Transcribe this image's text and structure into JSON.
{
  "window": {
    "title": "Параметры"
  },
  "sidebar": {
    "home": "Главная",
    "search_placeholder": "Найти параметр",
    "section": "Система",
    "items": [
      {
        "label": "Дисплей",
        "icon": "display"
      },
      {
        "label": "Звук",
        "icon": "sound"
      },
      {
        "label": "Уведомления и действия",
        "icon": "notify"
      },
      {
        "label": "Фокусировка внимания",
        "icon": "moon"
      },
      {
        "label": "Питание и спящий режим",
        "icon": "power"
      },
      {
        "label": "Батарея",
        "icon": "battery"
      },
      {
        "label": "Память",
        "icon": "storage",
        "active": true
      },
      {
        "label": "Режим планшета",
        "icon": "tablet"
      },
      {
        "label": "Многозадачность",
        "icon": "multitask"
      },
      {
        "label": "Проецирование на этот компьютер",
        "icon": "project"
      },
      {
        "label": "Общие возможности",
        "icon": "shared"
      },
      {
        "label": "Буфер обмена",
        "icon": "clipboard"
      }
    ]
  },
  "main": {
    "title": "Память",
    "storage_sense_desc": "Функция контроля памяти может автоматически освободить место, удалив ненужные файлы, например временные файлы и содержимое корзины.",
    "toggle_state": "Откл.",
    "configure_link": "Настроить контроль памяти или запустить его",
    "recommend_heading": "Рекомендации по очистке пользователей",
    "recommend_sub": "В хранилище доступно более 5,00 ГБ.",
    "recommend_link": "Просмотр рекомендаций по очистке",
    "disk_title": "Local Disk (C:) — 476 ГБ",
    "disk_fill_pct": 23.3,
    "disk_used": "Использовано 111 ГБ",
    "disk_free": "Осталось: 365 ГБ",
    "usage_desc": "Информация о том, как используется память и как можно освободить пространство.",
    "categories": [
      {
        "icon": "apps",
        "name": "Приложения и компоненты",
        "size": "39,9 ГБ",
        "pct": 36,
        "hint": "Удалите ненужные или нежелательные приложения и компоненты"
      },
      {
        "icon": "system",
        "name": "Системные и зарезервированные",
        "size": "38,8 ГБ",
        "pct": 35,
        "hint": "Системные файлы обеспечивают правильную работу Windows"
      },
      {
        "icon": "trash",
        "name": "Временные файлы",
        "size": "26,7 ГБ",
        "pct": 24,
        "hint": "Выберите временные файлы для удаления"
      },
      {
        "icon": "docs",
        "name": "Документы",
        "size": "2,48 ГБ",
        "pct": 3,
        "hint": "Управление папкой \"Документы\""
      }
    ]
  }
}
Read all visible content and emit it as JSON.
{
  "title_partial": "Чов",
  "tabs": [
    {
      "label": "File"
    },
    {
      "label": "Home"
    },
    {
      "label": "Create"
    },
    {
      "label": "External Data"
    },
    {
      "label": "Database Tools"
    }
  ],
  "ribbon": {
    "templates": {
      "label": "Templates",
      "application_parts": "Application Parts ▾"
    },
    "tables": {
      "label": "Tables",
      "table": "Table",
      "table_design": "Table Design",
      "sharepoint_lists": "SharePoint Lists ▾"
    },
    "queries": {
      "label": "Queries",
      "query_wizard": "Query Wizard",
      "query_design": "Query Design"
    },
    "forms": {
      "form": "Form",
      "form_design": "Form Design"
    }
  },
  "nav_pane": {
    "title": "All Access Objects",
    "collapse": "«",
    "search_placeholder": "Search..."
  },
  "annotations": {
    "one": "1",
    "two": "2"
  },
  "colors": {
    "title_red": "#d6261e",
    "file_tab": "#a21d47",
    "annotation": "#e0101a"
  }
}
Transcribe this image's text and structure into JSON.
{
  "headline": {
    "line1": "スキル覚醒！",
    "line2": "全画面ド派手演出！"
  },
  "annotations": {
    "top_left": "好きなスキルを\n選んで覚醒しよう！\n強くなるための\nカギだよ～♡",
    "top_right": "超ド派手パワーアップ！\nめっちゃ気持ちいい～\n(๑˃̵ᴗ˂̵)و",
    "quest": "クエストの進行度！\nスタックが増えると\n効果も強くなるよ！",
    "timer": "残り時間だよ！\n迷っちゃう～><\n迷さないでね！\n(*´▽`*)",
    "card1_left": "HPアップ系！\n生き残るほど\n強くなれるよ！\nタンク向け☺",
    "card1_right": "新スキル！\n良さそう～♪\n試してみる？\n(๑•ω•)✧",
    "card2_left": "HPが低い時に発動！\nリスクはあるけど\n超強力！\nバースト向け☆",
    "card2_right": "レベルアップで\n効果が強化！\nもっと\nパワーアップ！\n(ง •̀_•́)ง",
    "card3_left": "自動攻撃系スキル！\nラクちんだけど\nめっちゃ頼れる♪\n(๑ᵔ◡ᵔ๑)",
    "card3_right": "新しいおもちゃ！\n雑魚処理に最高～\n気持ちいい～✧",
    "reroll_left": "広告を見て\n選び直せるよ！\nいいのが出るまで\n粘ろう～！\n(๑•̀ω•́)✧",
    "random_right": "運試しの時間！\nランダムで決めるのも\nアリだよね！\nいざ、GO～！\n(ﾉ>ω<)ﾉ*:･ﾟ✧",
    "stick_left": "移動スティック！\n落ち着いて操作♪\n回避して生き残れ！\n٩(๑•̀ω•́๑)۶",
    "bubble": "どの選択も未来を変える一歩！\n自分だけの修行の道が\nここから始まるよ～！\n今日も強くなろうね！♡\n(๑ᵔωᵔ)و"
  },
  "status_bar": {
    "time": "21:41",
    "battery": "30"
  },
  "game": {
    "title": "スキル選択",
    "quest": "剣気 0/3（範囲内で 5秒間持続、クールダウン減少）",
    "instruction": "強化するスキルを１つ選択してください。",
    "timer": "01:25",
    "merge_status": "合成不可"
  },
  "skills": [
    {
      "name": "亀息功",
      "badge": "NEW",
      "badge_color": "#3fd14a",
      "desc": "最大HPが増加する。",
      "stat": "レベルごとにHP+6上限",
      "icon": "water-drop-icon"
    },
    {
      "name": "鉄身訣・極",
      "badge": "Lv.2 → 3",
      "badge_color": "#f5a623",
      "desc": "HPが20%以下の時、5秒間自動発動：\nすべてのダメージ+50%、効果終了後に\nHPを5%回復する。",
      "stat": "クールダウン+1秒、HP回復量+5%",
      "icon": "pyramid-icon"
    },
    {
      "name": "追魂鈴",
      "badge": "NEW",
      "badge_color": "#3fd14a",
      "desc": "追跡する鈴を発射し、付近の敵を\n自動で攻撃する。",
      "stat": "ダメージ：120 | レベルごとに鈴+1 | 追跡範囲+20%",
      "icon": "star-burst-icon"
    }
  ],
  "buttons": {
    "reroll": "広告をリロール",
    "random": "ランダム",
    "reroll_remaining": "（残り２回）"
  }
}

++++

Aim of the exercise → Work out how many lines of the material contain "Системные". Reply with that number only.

Reply to the task → 2